The infection control approach outlined by Kelly et al, 2016, goes beyond increasing hand hygiene compliance to demonstrating a decrease of HAIs, as well. This is the best defense against medical liabilities and lawsuits, as well as against related risks and costs, such as reimbursement penalties, higher morbidity rates leading to increased readmissions and length of stays, and higher mortality rates.
The Vitalacy Patient Safety Platform was developed primarily to reduce HAIs and HACs, not to monitor hand hygiene compliance for its own sake. This automated approach is designed to gain broad, hospital-wide support for continuous 24/7 workflow monitoring and compliance; this kind of comprehensive approach gathers accurate workflow and compliance data, empowers staff with reminders to take action, and enables the performance improvement required to reduce infections.
Vitalacy, Inc. (2018). Healthcare lawsuits and infection control: an expensive collision. March 30, 2017. Updated Oct. 31, 2018.
Barnes BA. Negligence, medical malpractice, vicarious liability, or patient responsibility: who should pay when a patient contracts MRSA from a healthcare facility? Indiana Health Law Review, 2009;7:335-365.
Berens, MJ. Epidemic infection carves deadly path. Chicago Tribune, July 21, 2002.
Bean, M. Poor hand hygiene linked to 6 staph infections, 1 death at SC pain clinic. Becker’s Hospital Review, July 24, 2017.
Centers for Disease Control and Prevention. Deadly staph infections still threaten the U.S. March 5, 2019.
Mello MM, et al: National costs of a medical liability system.

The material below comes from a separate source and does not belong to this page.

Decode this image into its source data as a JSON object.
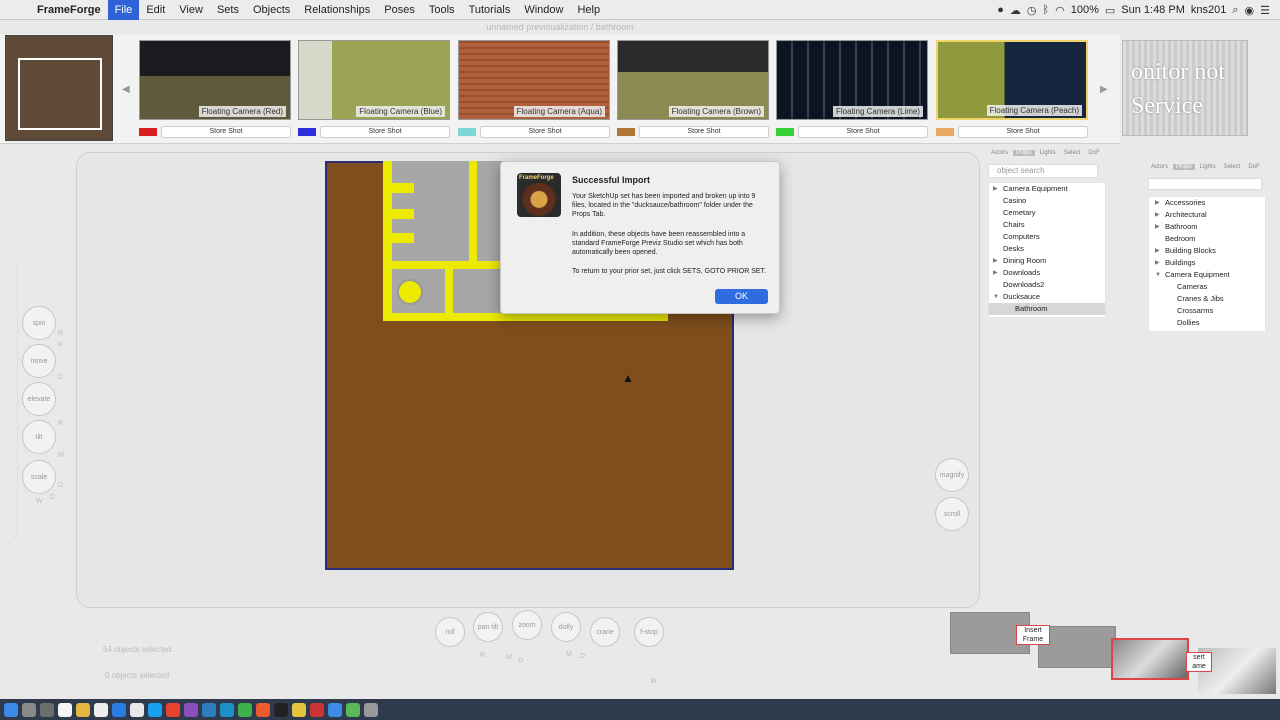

Health Affairs, 2010;29(9):1569–1577.
McLaws M-L, et al: Hand hygiene compliance rates: Fact or fiction?, American Journal of Infection Control (2018). DOI: 10.1016/j.ajic.2018.03.030.
Eiamsitrakoon T, et al: Hand hygiene behavior: translating behavioral research into infection control practice. Infection Control and Hospital Epidemiology, November 2013;34(11): 1137-1145.
Pan S-C, et al: Compliance of healthcare workers with hand hygiene practices: independent advantages of overt and covert observers, Public Library of Science, Jan. 14, 2013.
Srigley JA, et al: Quantification of the Hawthorne effect in hand hygiene compliance monitoring using an electronic monitoring system,: a retrospective cohort study, BMJ Quality & Safety, Dec. 2014;23(12):974-980.
Hagel S, et al: Quantifying the Hawthorne effect in hand hygiene compliance through comparing direct observations with automated hand hygiene monitoring, Infection Control and Hospital Epidemiology, August 2015;38(8):957-62.
Kelly JW, et al: Electronic hand hygiene monitoring as a tool for reducing healthcare-associated methicillin-resistant Staphylococcus aureus infection. American Journal of Infection Control, 2016;44:956–957.